> **Directions for this task**
Would you retype each of the records exactly as shown?

= = = = = = =

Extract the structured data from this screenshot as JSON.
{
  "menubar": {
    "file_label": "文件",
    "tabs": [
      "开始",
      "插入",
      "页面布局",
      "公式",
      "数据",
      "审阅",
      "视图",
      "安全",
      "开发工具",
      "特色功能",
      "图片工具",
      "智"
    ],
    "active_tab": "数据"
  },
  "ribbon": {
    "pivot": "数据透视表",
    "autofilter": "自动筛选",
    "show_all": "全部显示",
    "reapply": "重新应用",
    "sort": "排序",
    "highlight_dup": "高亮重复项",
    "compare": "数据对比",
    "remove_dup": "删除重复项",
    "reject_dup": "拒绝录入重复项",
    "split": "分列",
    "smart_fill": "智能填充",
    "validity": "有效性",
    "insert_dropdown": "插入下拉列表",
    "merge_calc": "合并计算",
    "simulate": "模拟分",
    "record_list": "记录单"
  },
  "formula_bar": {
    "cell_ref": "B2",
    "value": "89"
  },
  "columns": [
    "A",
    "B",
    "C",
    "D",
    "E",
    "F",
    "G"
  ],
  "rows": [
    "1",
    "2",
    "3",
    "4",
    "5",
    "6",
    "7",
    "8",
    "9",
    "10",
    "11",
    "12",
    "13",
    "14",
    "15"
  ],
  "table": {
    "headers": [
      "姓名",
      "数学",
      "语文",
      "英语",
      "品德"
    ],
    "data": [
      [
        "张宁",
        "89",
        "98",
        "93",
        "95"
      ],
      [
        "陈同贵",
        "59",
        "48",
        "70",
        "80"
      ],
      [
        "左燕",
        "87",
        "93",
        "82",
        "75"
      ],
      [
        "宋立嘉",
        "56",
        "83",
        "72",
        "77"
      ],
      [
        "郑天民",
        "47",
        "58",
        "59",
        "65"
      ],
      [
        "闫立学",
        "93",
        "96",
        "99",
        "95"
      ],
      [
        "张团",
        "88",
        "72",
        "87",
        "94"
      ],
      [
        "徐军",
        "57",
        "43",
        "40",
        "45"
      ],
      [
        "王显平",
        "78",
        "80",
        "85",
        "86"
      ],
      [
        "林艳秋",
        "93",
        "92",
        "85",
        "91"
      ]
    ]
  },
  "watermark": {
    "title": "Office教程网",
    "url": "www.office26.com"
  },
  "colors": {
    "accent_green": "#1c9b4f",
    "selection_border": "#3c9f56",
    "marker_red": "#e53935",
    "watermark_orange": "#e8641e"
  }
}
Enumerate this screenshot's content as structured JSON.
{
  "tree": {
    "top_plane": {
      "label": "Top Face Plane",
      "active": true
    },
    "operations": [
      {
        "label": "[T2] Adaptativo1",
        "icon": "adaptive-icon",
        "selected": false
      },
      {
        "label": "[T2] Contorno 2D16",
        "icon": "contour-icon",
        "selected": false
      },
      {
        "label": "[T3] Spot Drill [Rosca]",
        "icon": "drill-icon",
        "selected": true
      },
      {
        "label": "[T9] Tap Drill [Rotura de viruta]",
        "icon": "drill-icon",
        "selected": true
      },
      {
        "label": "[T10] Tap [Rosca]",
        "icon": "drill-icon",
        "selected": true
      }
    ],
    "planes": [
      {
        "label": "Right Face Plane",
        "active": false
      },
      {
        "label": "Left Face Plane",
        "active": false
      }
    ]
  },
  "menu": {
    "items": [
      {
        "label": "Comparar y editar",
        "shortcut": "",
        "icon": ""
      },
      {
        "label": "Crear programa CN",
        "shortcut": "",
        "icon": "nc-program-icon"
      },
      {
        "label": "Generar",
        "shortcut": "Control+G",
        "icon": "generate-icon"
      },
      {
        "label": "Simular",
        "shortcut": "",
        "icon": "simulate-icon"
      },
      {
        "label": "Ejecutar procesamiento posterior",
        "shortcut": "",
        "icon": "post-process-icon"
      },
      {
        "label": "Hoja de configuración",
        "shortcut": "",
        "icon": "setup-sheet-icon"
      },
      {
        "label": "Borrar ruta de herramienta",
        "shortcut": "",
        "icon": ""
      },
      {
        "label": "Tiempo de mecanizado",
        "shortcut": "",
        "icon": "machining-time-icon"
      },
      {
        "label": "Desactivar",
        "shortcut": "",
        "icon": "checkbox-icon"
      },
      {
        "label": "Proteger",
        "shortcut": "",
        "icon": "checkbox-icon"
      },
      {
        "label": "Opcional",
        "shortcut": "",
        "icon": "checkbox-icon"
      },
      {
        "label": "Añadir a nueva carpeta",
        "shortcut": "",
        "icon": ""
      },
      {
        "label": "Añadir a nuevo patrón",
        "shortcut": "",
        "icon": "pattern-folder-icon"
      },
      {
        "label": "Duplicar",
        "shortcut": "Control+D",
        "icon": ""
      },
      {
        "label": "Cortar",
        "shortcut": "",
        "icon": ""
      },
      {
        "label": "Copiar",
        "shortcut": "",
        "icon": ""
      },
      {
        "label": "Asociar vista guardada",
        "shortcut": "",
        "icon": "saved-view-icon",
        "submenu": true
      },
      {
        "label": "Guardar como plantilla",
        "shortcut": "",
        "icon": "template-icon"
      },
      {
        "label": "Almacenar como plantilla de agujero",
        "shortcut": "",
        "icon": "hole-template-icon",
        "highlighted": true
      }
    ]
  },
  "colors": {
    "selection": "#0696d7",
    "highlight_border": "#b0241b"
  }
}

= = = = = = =

> **Output of the task**
Extract the structured data from this screenshot as JSON.
{
  "menubar": {
    "file_label": "文件",
    "tabs": [
      "开始",
      "插入",
      "页面布局",
      "公式",
      "数据",
      "审阅",
      "视图",
      "安全",
      "开发工具",
      "特色功能",
      "图片工具",
      "智"
    ],
    "active_tab": "数据"
  },
  "ribbon": {
    "pivot": "数据透视表",
    "autofilter": "自动筛选",
    "show_all": "全部显示",
    "reapply": "重新应用",
    "sort": "排序",
    "highlight_dup": "高亮重复项",
    "compare": "数据对比",
    "remove_dup": "删除重复项",
    "reject_dup": "拒绝录入重复项",
    "split": "分列",
    "smart_fill": "智能填充",
    "validity": "有效性",
    "insert_dropdown": "插入下拉列表",
    "merge_calc": "合并计算",
    "simulate": "模拟分",
    "record_list": "记录单"
  },
  "formula_bar": {
    "cell_ref": "B2",
    "value": "89"
  },
  "columns": [
    "A",
    "B",
    "C",
    "D",
    "E",
    "F",
    "G"
  ],
  "rows": [
    "1",
    "2",
    "3",
    "4",
    "5",
    "6",
    "7",
    "8",
    "9",
    "10",
    "11",
    "12",
    "13",
    "14",
    "15"
  ],
  "table": {
    "headers": [
      "姓名",
      "数学",
      "语文",
      "英语",
      "品德"
    ],
    "data": [
      [
        "张宁",
        "89",
        "98",
        "93",
        "95"
      ],
      [
        "陈同贵",
        "59",
        "48",
        "70",
        "80"
      ],
      [
        "左燕",
        "87",
        "93",
        "82",
        "75"
      ],
      [
        "宋立嘉",
        "56",
        "83",
        "72",
        "77"
      ],
      [
        "郑天民",
        "47",
        "58",
        "59",
        "65"
      ],
      [
        "闫立学",
        "93",
        "96",
        "99",
        "95"
      ],
      [
        "张团",
        "88",
        "72",
        "87",
        "94"
      ],
      [
        "徐军",
        "57",
        "43",
        "40",
        "45"
      ],
      [
        "王显平",
        "78",
        "80",
        "85",
        "86"
      ],
      [
        "林艳秋",
        "93",
        "92",
        "85",
        "91"
      ]
    ]
  },
  "watermark": {
    "title": "Office教程网",
    "url": "www.office26.com"
  },
  "colors": {
    "accent_green": "#1c9b4f",
    "selection_border": "#3c9f56",
    "marker_red": "#e53935",
    "watermark_orange": "#e8641e"
  }
}
Enumerate this screenshot's content as structured JSON.
{
  "tree": {
    "top_plane": {
      "label": "Top Face Plane",
      "active": true
    },
    "operations": [
      {
        "label": "[T2] Adaptativo1",
        "icon": "adaptive-icon",
        "selected": false
      },
      {
        "label": "[T2] Contorno 2D16",
        "icon": "contour-icon",
        "selected": false
      },
      {
        "label": "[T3] Spot Drill [Rosca]",
        "icon": "drill-icon",
        "selected": true
      },
      {
        "label": "[T9] Tap Drill [Rotura de viruta]",
        "icon": "drill-icon",
        "selected": true
      },
      {
        "label": "[T10] Tap [Rosca]",
        "icon": "drill-icon",
        "selected": true
      }
    ],
    "planes": [
      {
        "label": "Right Face Plane",
        "active": false
      },
      {
        "label": "Left Face Plane",
        "active": false
      }
    ]
  },
  "menu": {
    "items": [
      {
        "label": "Comparar y editar",
        "shortcut": "",
        "icon": ""
      },
      {
        "label": "Crear programa CN",
        "shortcut": "",
        "icon": "nc-program-icon"
      },
      {
        "label": "Generar",
        "shortcut": "Control+G",
        "icon": "generate-icon"
      },
      {
        "label": "Simular",
        "shortcut": "",
        "icon": "simulate-icon"
      },
      {
        "label": "Ejecutar procesamiento posterior",
        "shortcut": "",
        "icon": "post-process-icon"
      },
      {
        "label": "Hoja de configuración",
        "shortcut": "",
        "icon": "setup-sheet-icon"
      },
      {
        "label": "Borrar ruta de herramienta",
        "shortcut": "",
        "icon": ""
      },
      {
        "label": "Tiempo de mecanizado",
        "shortcut": "",
        "icon": "machining-time-icon"
      },
      {
        "label": "Desactivar",
        "shortcut": "",
        "icon": "checkbox-icon"
      },
      {
        "label": "Proteger",
        "shortcut": "",
        "icon": "checkbox-icon"
      },
      {
        "label": "Opcional",
        "shortcut": "",
        "icon": "checkbox-icon"
      },
      {
        "label": "Añadir a nueva carpeta",
        "shortcut": "",
        "icon": ""
      },
      {
        "label": "Añadir a nuevo patrón",
        "shortcut": "",
        "icon": "pattern-folder-icon"
      },
      {
        "label": "Duplicar",
        "shortcut": "Control+D",
        "icon": ""
      },
      {
        "label": "Cortar",
        "shortcut": "",
        "icon": ""
      },
      {
        "label": "Copiar",
        "shortcut": "",
        "icon": ""
      },
      {
        "label": "Asociar vista guardada",
        "shortcut": "",
        "icon": "saved-view-icon",
        "submenu": true
      },
      {
        "label": "Guardar como plantilla",
        "shortcut": "",
        "icon": "template-icon"
      },
      {
        "label": "Almacenar como plantilla de agujero",
        "shortcut": "",
        "icon": "hole-template-icon",
        "highlighted": true
      }
    ]
  },
  "colors": {
    "selection": "#0696d7",
    "highlight_border": "#b0241b"
  }
}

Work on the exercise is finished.